** Data supplied **
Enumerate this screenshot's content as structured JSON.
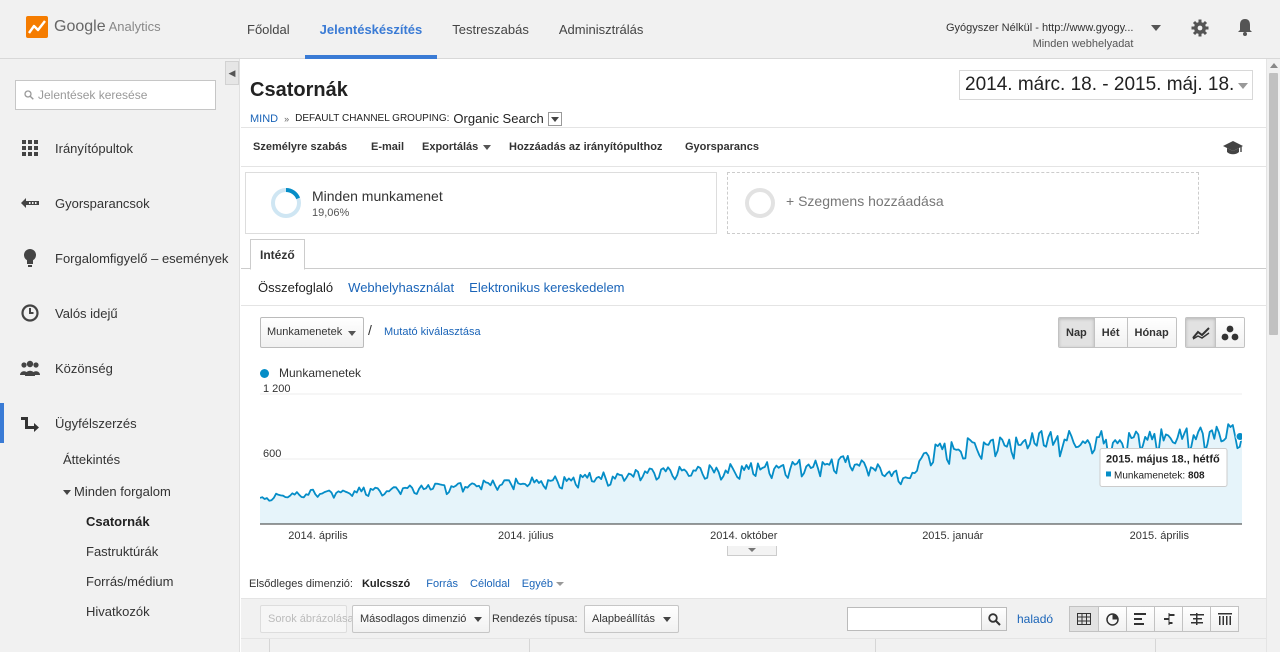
{
  "app": {
    "logo_google": "Google",
    "logo_product": "Analytics"
  },
  "nav": {
    "tabs": [
      {
        "label": "Főoldal",
        "active": false
      },
      {
        "label": "Jelentéskészítés",
        "active": true
      },
      {
        "label": "Testreszabás",
        "active": false
      },
      {
        "label": "Adminisztrálás",
        "active": false
      }
    ]
  },
  "account": {
    "property": "Gyógyszer Nélkül - http://www.gyogy...",
    "view": "Minden webhelyadat"
  },
  "sidebar": {
    "search_placeholder": "Jelentések keresése",
    "items": [
      {
        "label": "Irányítópultok",
        "icon": "grid-icon"
      },
      {
        "label": "Gyorsparancsok",
        "icon": "shortcut-arrow-icon"
      },
      {
        "label": "Forgalomfigyelő – események",
        "icon": "lightbulb-icon"
      },
      {
        "label": "Valós idejű",
        "icon": "clock-icon"
      },
      {
        "label": "Közönség",
        "icon": "people-icon"
      },
      {
        "label": "Ügyfélszerzés",
        "icon": "acquisition-arrow-icon",
        "active": true
      }
    ],
    "sub": {
      "overview": "Áttekintés",
      "all_traffic": "Minden forgalom",
      "channels": "Csatornák",
      "treemaps": "Fastruktúrák",
      "source_medium": "Forrás/médium",
      "referrals": "Hivatkozók"
    }
  },
  "report": {
    "title": "Csatornák",
    "date_range": "2014. márc. 18. - 2015. máj. 18.",
    "breadcrumb_root": "MIND",
    "breadcrumb_group": "Default Channel Grouping:",
    "breadcrumb_value": "Organic Search"
  },
  "toolbar": {
    "customize": "Személyre szabás",
    "email": "E-mail",
    "export": "Exportálás",
    "add_dashboard": "Hozzáadás az irányítópulthoz",
    "shortcut": "Gyorsparancs"
  },
  "segments": {
    "all_name": "Minden munkamenet",
    "all_value": "19,06%",
    "all_fraction": 0.1906,
    "add_label": "+ Szegmens hozzáadása"
  },
  "tabs": {
    "explorer": "Intéző",
    "subtabs": [
      "Összefoglaló",
      "Webhelyhasználat",
      "Elektronikus kereskedelem"
    ]
  },
  "controls": {
    "metric": "Munkamenetek",
    "slash": "/",
    "select_metric": "Mutató kiválasztása",
    "periods": [
      "Nap",
      "Hét",
      "Hónap"
    ]
  },
  "colors": {
    "series": "#058dc7",
    "fill": "#e6f4fa",
    "accent": "#3a7bd5"
  },
  "chart_data": {
    "type": "area",
    "legend": [
      "Munkamenetek"
    ],
    "series_name": "Munkamenetek",
    "y_ticks": [
      "1 200",
      "600"
    ],
    "ylim": [
      0,
      1200
    ],
    "x_labels": [
      "2014. április",
      "2014. július",
      "2014. október",
      "2015. január",
      "2015. április"
    ],
    "x_range": [
      "2014-03-18",
      "2015-05-18"
    ],
    "interval": "day",
    "anchors": [
      [
        "2014-03-18",
        230
      ],
      [
        "2014-04-01",
        270
      ],
      [
        "2014-05-01",
        300
      ],
      [
        "2014-06-01",
        330
      ],
      [
        "2014-07-01",
        370
      ],
      [
        "2014-08-01",
        410
      ],
      [
        "2014-09-01",
        450
      ],
      [
        "2014-10-01",
        480
      ],
      [
        "2014-11-01",
        520
      ],
      [
        "2014-12-01",
        560
      ],
      [
        "2014-12-24",
        400
      ],
      [
        "2015-01-01",
        640
      ],
      [
        "2015-02-01",
        740
      ],
      [
        "2015-03-01",
        760
      ],
      [
        "2015-04-01",
        760
      ],
      [
        "2015-05-01",
        820
      ],
      [
        "2015-05-18",
        808
      ]
    ],
    "tooltip": {
      "date": "2015. május 18., hétfő",
      "label": "Munkamenetek:",
      "value": "808"
    }
  },
  "dimensions": {
    "label": "Elsődleges dimenzió:",
    "items": [
      "Kulcsszó",
      "Forrás",
      "Céloldal",
      "Egyéb"
    ]
  },
  "table_toolbar": {
    "plot_rows": "Sorok ábrázolása",
    "secondary": "Másodlagos dimenzió",
    "sort_label": "Rendezés típusa:",
    "sort_value": "Alapbeállítás",
    "advanced": "haladó"
  }
}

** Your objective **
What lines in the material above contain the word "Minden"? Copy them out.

** Answer section **
    "view": "Minden webhelyadat"
      "all_traffic": "Minden forgalom",
    "all_name": "Minden munkamenet",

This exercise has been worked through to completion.